It’s unfortunate that others in the city know of the two halves of the key, and turn against the team, calling in the city constabulary to arrest everyone. What follows is a great escape scene, a journey into the sewers, and a first encounter against the undead.
As each chapter grows, readers have been given excellent character building, and here we finally get to venture into the catacombs and the beginnings of a grand quest typical of a Dungeons and Dragons campaign. It’s so well put together, that I almost forgot that the book is following the very tropes we expect to see in a D&D adventure. Alex Irvine uses the world set up by Wizards of the Coast, and creates a lush environment (albeit one that is quite arid) for his characters to go adventuring in. This is one of the few tales that I look forward to reading each month because it is so different from the standard fantasy stories I’ve been exposed to thus far. I only hope that Irvine continues to be creative, and doesn’t get lazy in his story telling.
While the art is fairly simple, its the highlights and shading that give the art real depth. I like that I don’t have to squint my eyes to see what is going on, or to try and figure out who is who in each panel. Even when things get really dark or explode into fire during a major fight scene, each of the characters, both good and bad, are easily recognizable.

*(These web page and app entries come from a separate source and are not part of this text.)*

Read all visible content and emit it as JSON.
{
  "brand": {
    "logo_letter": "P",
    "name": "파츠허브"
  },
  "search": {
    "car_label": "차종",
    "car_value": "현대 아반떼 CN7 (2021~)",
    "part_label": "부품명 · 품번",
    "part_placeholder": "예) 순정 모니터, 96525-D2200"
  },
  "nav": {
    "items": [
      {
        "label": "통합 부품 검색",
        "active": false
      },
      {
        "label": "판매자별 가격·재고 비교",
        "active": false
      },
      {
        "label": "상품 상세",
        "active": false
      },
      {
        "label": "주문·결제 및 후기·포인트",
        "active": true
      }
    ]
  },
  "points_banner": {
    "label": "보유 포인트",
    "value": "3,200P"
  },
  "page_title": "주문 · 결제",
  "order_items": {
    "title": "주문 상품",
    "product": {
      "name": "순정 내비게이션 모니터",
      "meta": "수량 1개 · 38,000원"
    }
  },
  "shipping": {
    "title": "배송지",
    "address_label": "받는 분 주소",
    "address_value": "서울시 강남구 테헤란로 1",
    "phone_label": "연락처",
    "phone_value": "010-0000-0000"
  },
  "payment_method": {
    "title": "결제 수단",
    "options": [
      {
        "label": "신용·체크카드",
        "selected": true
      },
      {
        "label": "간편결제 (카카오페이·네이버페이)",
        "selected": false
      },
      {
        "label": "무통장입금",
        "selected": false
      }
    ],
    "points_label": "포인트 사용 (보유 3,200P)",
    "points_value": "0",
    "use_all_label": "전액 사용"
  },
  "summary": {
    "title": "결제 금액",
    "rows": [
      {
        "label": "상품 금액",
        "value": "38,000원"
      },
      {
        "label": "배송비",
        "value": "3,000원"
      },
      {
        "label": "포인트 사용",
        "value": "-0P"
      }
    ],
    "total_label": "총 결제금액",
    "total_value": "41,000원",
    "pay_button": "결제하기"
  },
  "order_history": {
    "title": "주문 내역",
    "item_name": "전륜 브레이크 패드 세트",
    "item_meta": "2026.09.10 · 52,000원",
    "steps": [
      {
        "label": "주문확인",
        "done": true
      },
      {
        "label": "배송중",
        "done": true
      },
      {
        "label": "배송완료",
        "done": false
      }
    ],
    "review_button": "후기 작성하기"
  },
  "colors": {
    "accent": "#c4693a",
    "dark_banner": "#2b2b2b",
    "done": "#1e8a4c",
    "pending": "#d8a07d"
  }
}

The coloring really adds to the complete story. When the group enters the sewers and use magic light to guide their way, everything takes on a green tone, when Rubi explodes a group of undead, the page goes super-nova with the reds, oranges, and yellows. Additionally, the paper stock IDW decided to print this series on, ads to the feeling of a dry arid environment, as the pages are matte and slightly rough compared to the slick glossy pages found in other titles.
BOTTOM LINE: WORTH THE PRICE
I know $3.99 is a lot ot pay for comics, and it runs the fine line between me buying the book and tossing it aside. That’s why I’m glad the story being told is so worth the price of admission. A grand tale is being told, and the art moves the reader through the tale with ease. I would venture that not many are familiar with the Dark Sun campaign setting, making this a great contender for other barbarian tales being offered. Dark Sun #3 is a fine read and worthy of 4 out of 5 Stars.